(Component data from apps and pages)
- - - -
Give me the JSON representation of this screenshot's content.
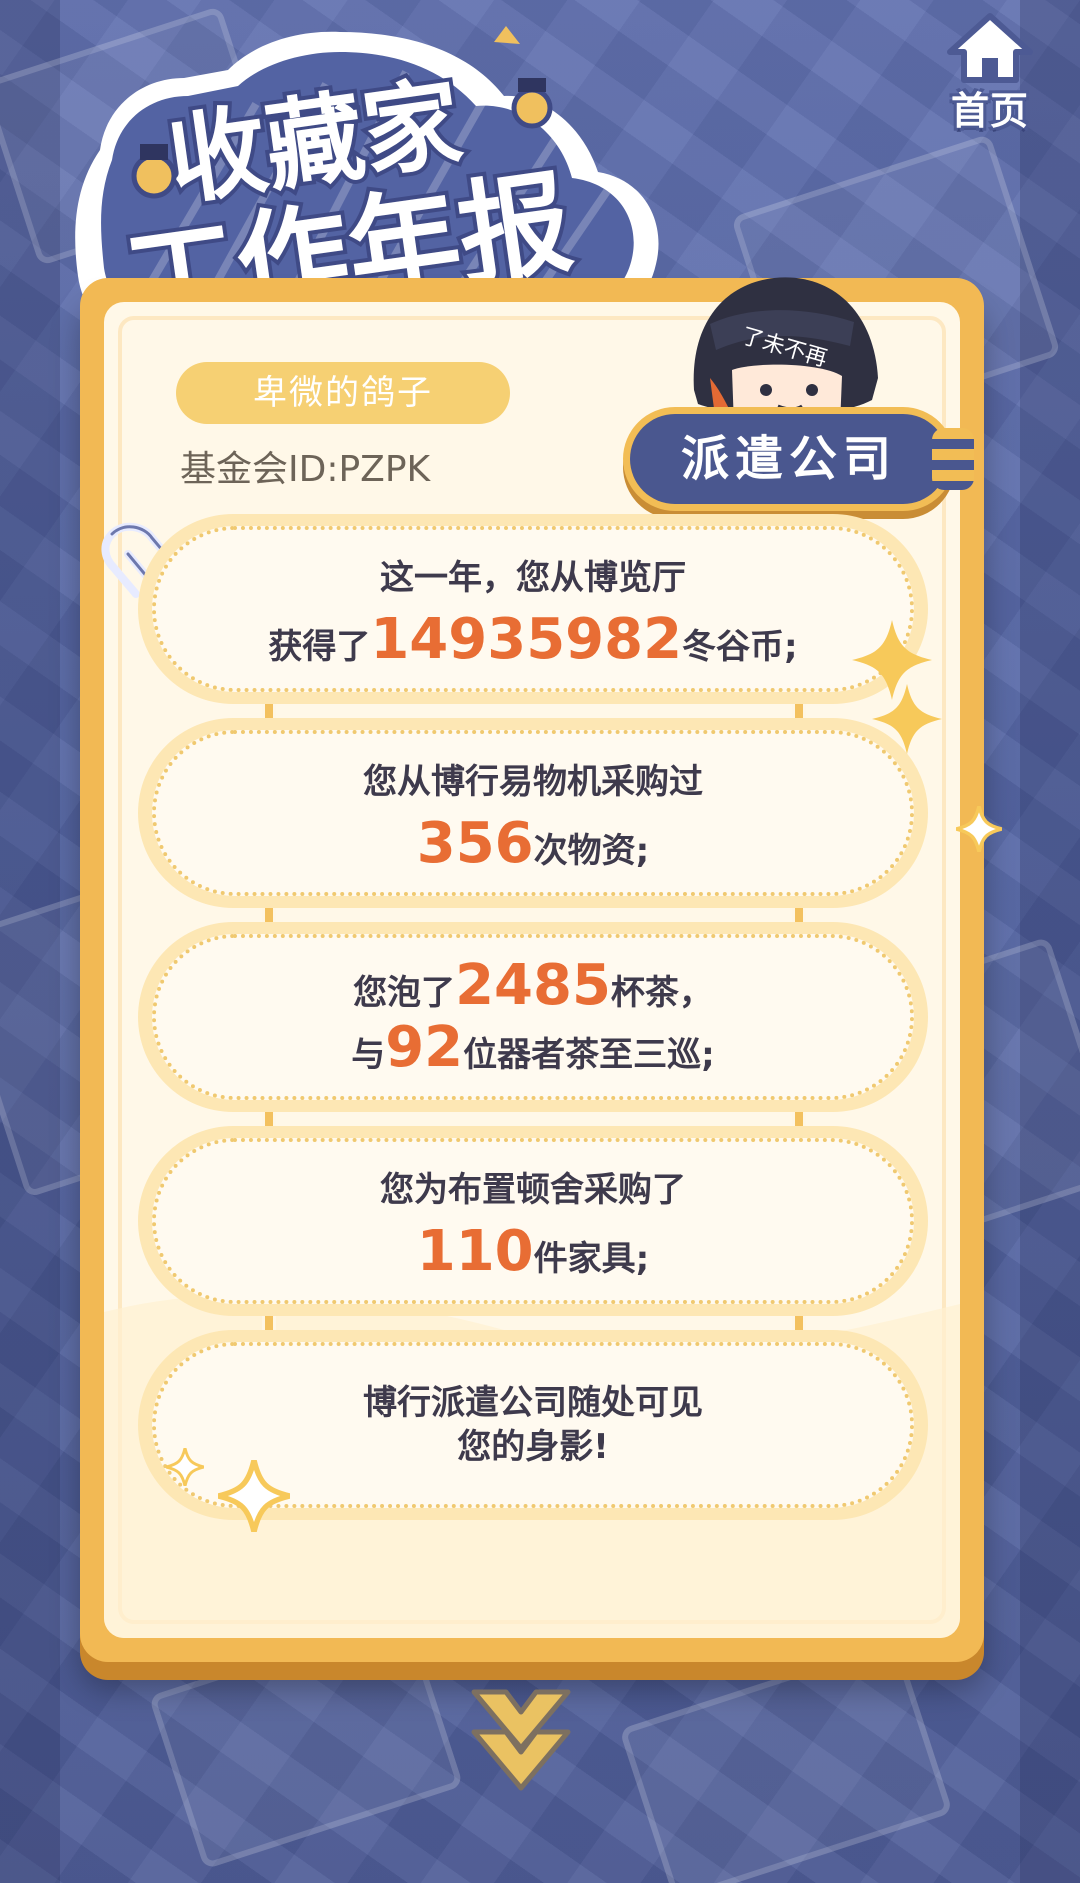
{
  "header": {
    "home_label": "首页",
    "title_line1": "收藏家",
    "title_line2": "工作年报"
  },
  "profile": {
    "nickname": "卑微的鸽子",
    "id_text": "基金会ID:PZPK",
    "company_badge": "派遣公司",
    "avatar_hat_text": "了未不再"
  },
  "stats": [
    {
      "line1_prefix": "这一年，您从博览厅",
      "line2_prefix": "获得了",
      "value": "14935982",
      "line2_suffix": "冬谷币;"
    },
    {
      "line1_prefix": "您从博行易物机采购过",
      "value": "356",
      "line2_suffix": "次物资;"
    },
    {
      "line1_prefix": "您泡了",
      "value1": "2485",
      "line1_suffix": "杯茶，",
      "line2_prefix": "与",
      "value2": "92",
      "line2_suffix": "位器者茶至三巡;"
    },
    {
      "line1_prefix": "您为布置顿舍采购了",
      "value": "110",
      "line2_suffix": "件家具;"
    },
    {
      "line1_prefix": "博行派遣公司随处可见",
      "line2_prefix": "您的身影!"
    }
  ],
  "colors": {
    "background": "#5b6aa8",
    "card_border": "#f2b954",
    "card_fill": "#fff8e8",
    "highlight_number": "#e86d34",
    "badge": "#4a578f"
  },
  "icons": {
    "home": "home-icon",
    "next": "double-chevron-down-icon",
    "clip": "paperclip-icon"
  }
}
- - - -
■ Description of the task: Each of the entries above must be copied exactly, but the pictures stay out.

■ Expected output:
Give me the JSON representation of this screenshot's content.
{
  "header": {
    "home_label": "首页",
    "title_line1": "收藏家",
    "title_line2": "工作年报"
  },
  "profile": {
    "nickname": "卑微的鸽子",
    "id_text": "基金会ID:PZPK",
    "company_badge": "派遣公司",
    "avatar_hat_text": "了未不再"
  },
  "stats": [
    {
      "line1_prefix": "这一年，您从博览厅",
      "line2_prefix": "获得了",
      "value": "14935982",
      "line2_suffix": "冬谷币;"
    },
    {
      "line1_prefix": "您从博行易物机采购过",
      "value": "356",
      "line2_suffix": "次物资;"
    },
    {
      "line1_prefix": "您泡了",
      "value1": "2485",
      "line1_suffix": "杯茶，",
      "line2_prefix": "与",
      "value2": "92",
      "line2_suffix": "位器者茶至三巡;"
    },
    {
      "line1_prefix": "您为布置顿舍采购了",
      "value": "110",
      "line2_suffix": "件家具;"
    },
    {
      "line1_prefix": "博行派遣公司随处可见",
      "line2_prefix": "您的身影!"
    }
  ],
  "colors": {
    "background": "#5b6aa8",
    "card_border": "#f2b954",
    "card_fill": "#fff8e8",
    "highlight_number": "#e86d34",
    "badge": "#4a578f"
  },
  "icons": {
    "home": "home-icon",
    "next": "double-chevron-down-icon",
    "clip": "paperclip-icon"
  }
}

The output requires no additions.